**Directions for this task:**
Your answer should be every line of the records that contains the word "attachment", copied as it stands.

┌─ Data in this exercise

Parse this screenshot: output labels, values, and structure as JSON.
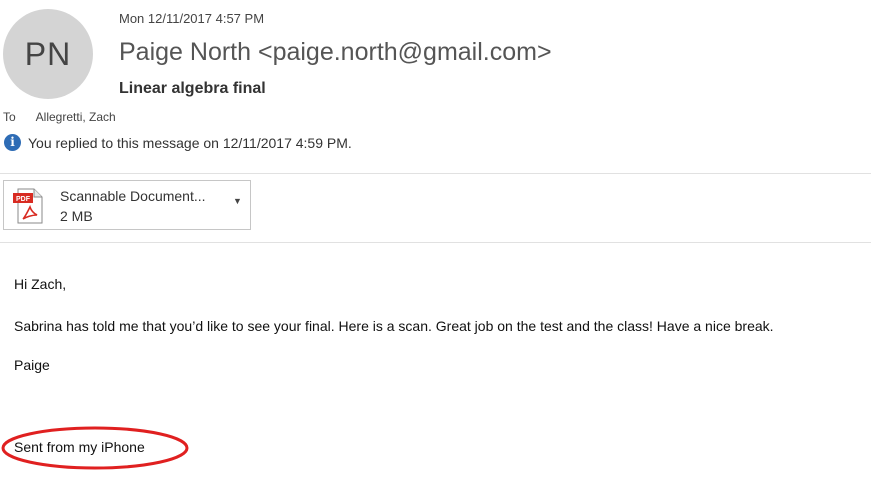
{
  "sender": {
    "avatar_initials": "PN",
    "display": "Paige North <paige.north@gmail.com>"
  },
  "message": {
    "date": "Mon 12/11/2017 4:57 PM",
    "subject": "Linear algebra final",
    "to_label": "To",
    "to_value": "Allegretti, Zach",
    "reply_notice": "You replied to this message on 12/11/2017 4:59 PM."
  },
  "attachment": {
    "name": "Scannable Document...",
    "size": "2 MB",
    "type_badge": "PDF"
  },
  "body": {
    "greeting": "Hi Zach,",
    "paragraph": "Sabrina has told me that you’d like to see your final. Here is a scan. Great job on the test and the class! Have a nice break.",
    "signature": "Paige",
    "footer": "Sent from my iPhone"
  },
  "colors": {
    "avatar_bg": "#d4d4d4",
    "info_icon": "#2e6cb5",
    "annotation_circle": "#e02020",
    "pdf_red": "#d82b22"
  },
  "icons": {
    "info": "info-icon",
    "attachment": "pdf-file-icon",
    "dropdown": "chevron-down-icon"
  }
}
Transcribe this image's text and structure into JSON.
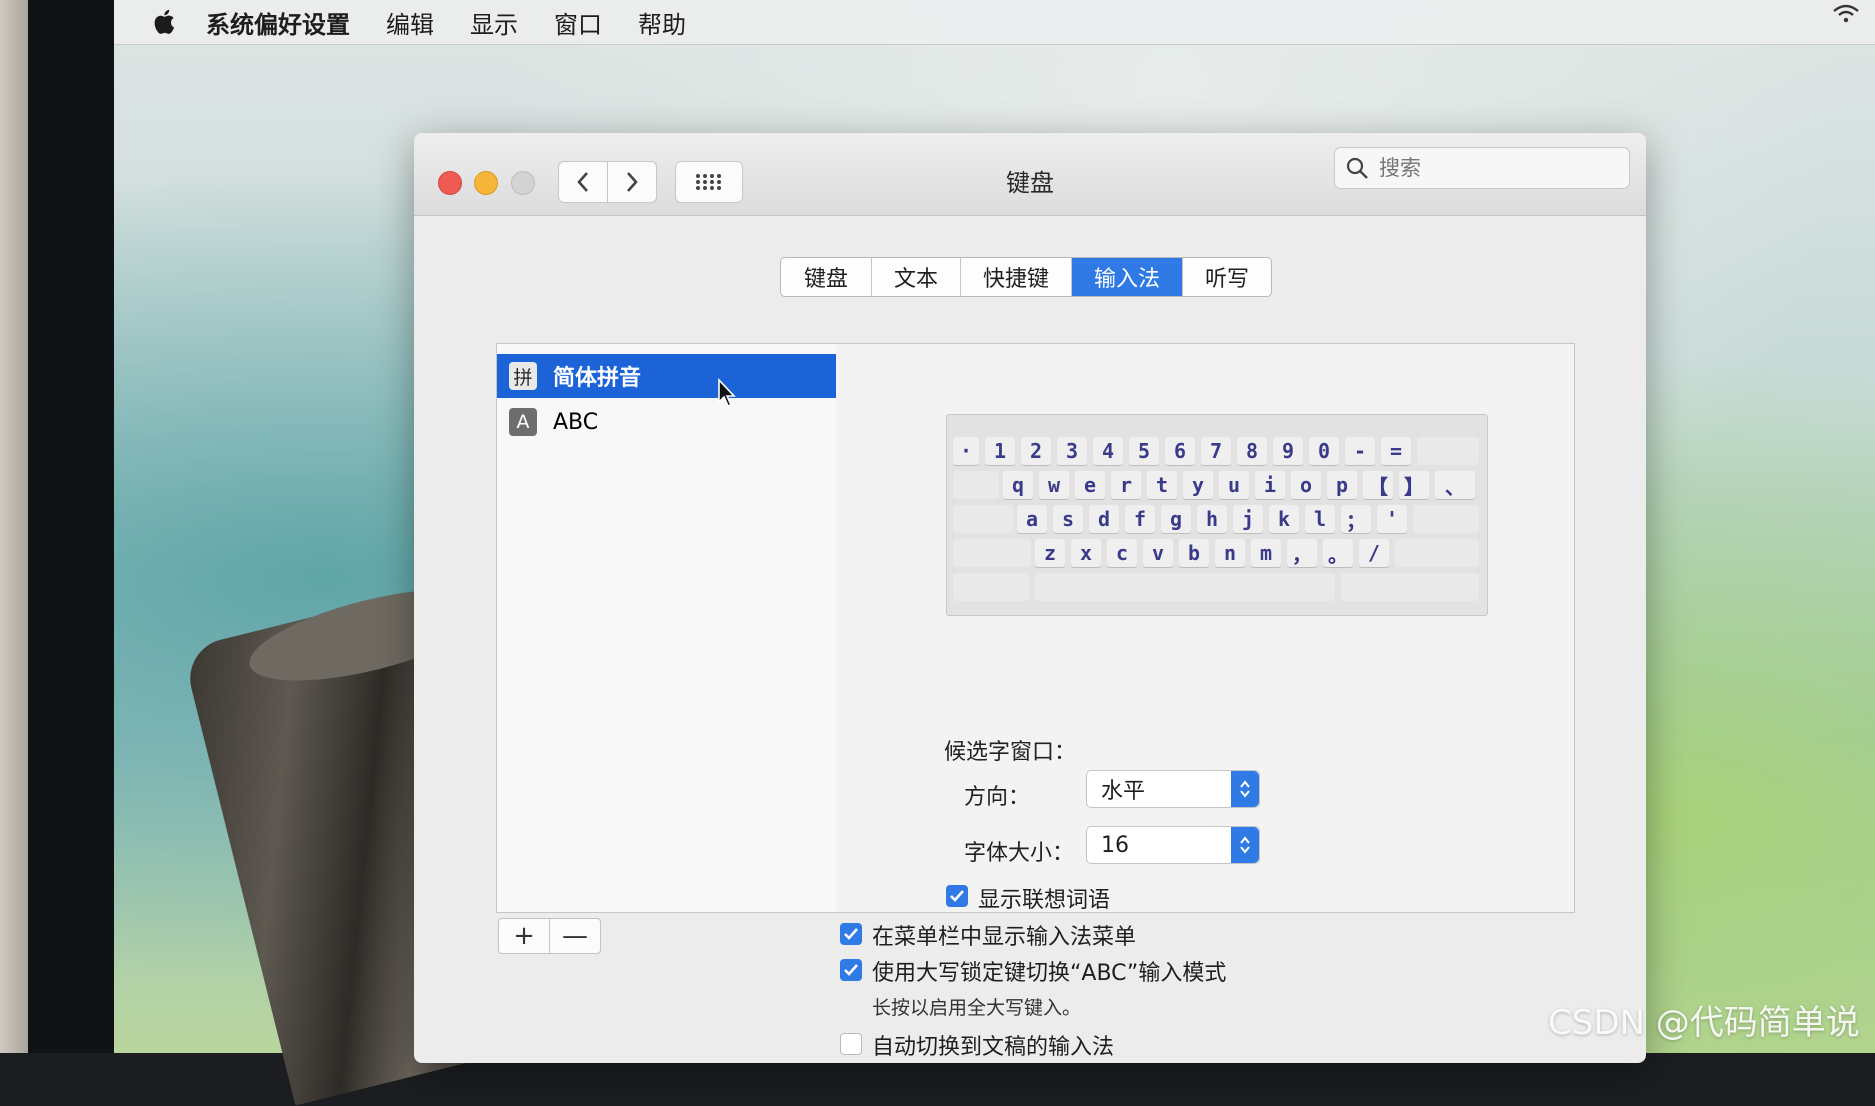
{
  "menubar": {
    "app_name": "系统偏好设置",
    "items": [
      "编辑",
      "显示",
      "窗口",
      "帮助"
    ]
  },
  "window": {
    "title": "键盘",
    "search_placeholder": "搜索"
  },
  "tabs": [
    {
      "label": "键盘",
      "active": false
    },
    {
      "label": "文本",
      "active": false
    },
    {
      "label": "快捷键",
      "active": false
    },
    {
      "label": "输入法",
      "active": true
    },
    {
      "label": "听写",
      "active": false
    }
  ],
  "input_sources": [
    {
      "badge": "拼",
      "label": "简体拼音",
      "selected": true
    },
    {
      "badge": "A",
      "label": "ABC",
      "selected": false
    }
  ],
  "keyboard": {
    "row1": [
      "·",
      "1",
      "2",
      "3",
      "4",
      "5",
      "6",
      "7",
      "8",
      "9",
      "0",
      "-",
      "="
    ],
    "row2": [
      "q",
      "w",
      "e",
      "r",
      "t",
      "y",
      "u",
      "i",
      "o",
      "p",
      "【",
      "】",
      "、"
    ],
    "row3": [
      "a",
      "s",
      "d",
      "f",
      "g",
      "h",
      "j",
      "k",
      "l",
      "；",
      "'"
    ],
    "row4": [
      "z",
      "x",
      "c",
      "v",
      "b",
      "n",
      "m",
      "，",
      "。",
      "/"
    ]
  },
  "candidate_window": {
    "heading": "候选字窗口：",
    "direction_label": "方向：",
    "direction_value": "水平",
    "font_size_label": "字体大小：",
    "font_size_value": "16",
    "show_predictions_label": "显示联想词语",
    "show_predictions_checked": true
  },
  "list_controls": {
    "add": "+",
    "remove": "—"
  },
  "options": [
    {
      "label": "在菜单栏中显示输入法菜单",
      "checked": true
    },
    {
      "label": "使用大写锁定键切换“ABC”输入模式",
      "checked": true
    },
    {
      "label": "自动切换到文稿的输入法",
      "checked": false
    }
  ],
  "caps_hint": "长按以启用全大写键入。",
  "watermark": "CSDN @代码简单说",
  "colors": {
    "accent": "#2f7ae5",
    "selection": "#1d63d8",
    "close": "#ee5b52",
    "minimize": "#f5b63a"
  }
}
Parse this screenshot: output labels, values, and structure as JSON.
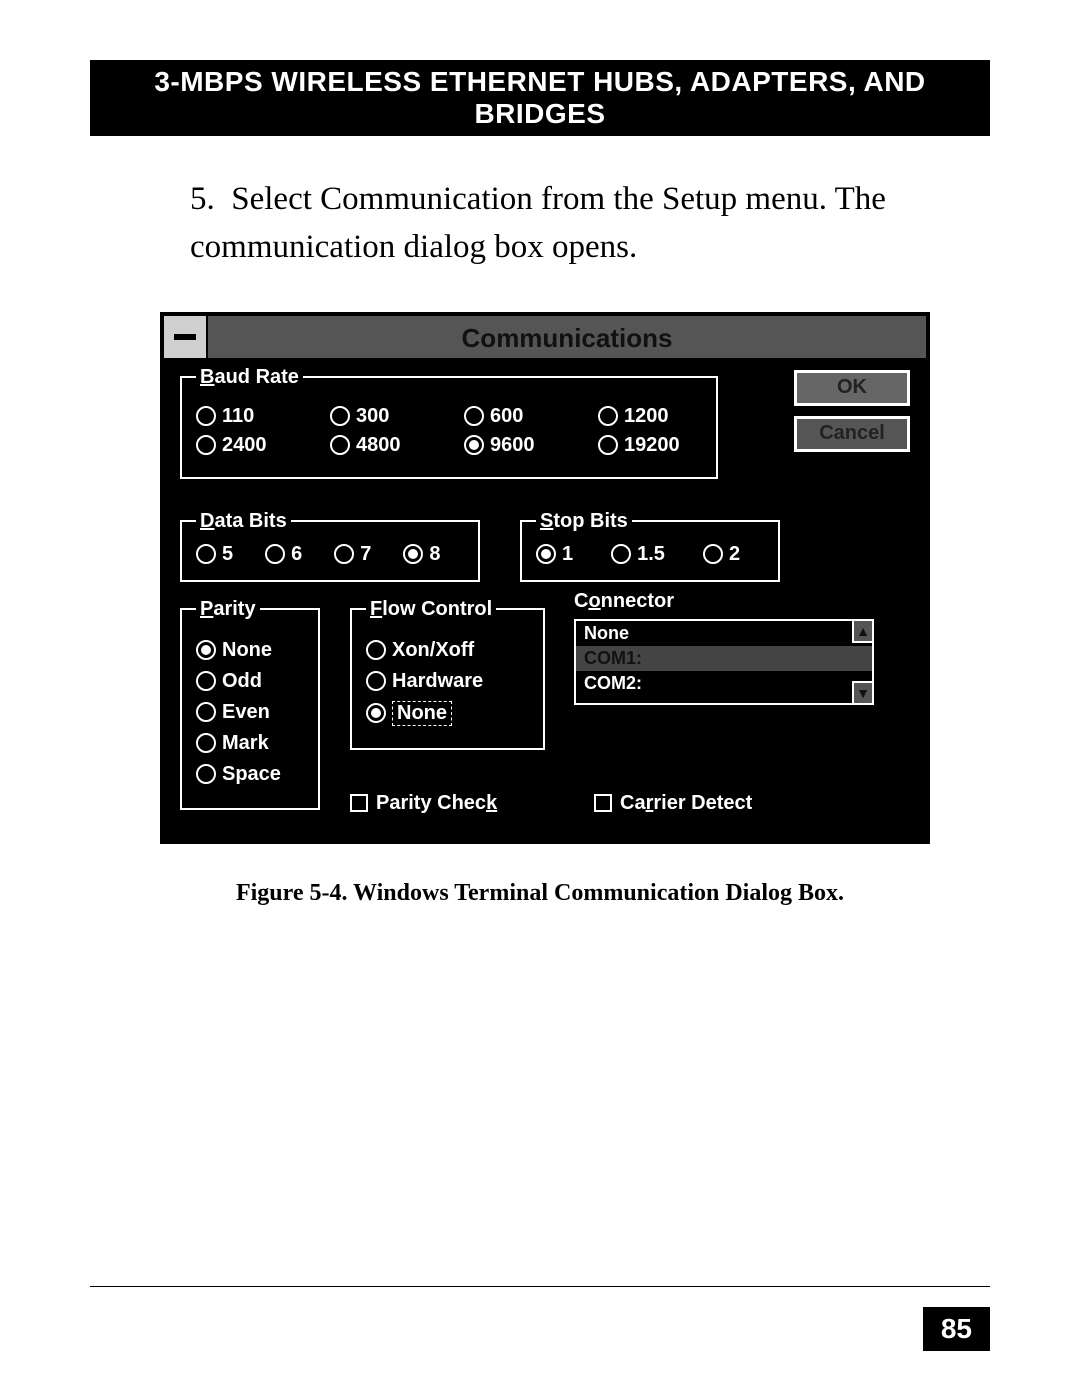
{
  "header": "3-MBPS WIRELESS ETHERNET HUBS, ADAPTERS, AND BRIDGES",
  "instruction_num": "5.",
  "instruction": "Select Communication from the Setup menu. The communication dialog box opens.",
  "dialog": {
    "title": "Communications",
    "ok": "OK",
    "cancel": "Cancel",
    "baud": {
      "legend_u": "B",
      "legend_rest": "aud Rate",
      "options": [
        "110",
        "300",
        "600",
        "1200",
        "2400",
        "4800",
        "9600",
        "19200"
      ],
      "selected": "9600"
    },
    "databits": {
      "legend_u": "D",
      "legend_rest": "ata Bits",
      "options": [
        "5",
        "6",
        "7",
        "8"
      ],
      "selected": "8"
    },
    "stopbits": {
      "legend_u": "S",
      "legend_rest": "top Bits",
      "options": [
        "1",
        "1.5",
        "2"
      ],
      "selected": "1"
    },
    "parity": {
      "legend_u": "P",
      "legend_rest": "arity",
      "options": [
        "None",
        "Odd",
        "Even",
        "Mark",
        "Space"
      ],
      "selected": "None"
    },
    "flow": {
      "legend_u": "F",
      "legend_rest": "low Control",
      "options": [
        "Xon/Xoff",
        "Hardware",
        "None"
      ],
      "selected": "None"
    },
    "connector": {
      "label_pre": "C",
      "label_u": "o",
      "label_post": "nnector",
      "items": [
        "None",
        "COM1:",
        "COM2:"
      ],
      "selected": "COM1:"
    },
    "parity_check_pre": "Parity Chec",
    "parity_check_u": "k",
    "carrier_pre": "Ca",
    "carrier_u": "r",
    "carrier_post": "rier Detect"
  },
  "caption": "Figure 5-4.  Windows Terminal Communication Dialog Box.",
  "page_number": "85"
}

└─

**Answer box:**
  "attachment": {
    "attachment": "pdf-file-icon",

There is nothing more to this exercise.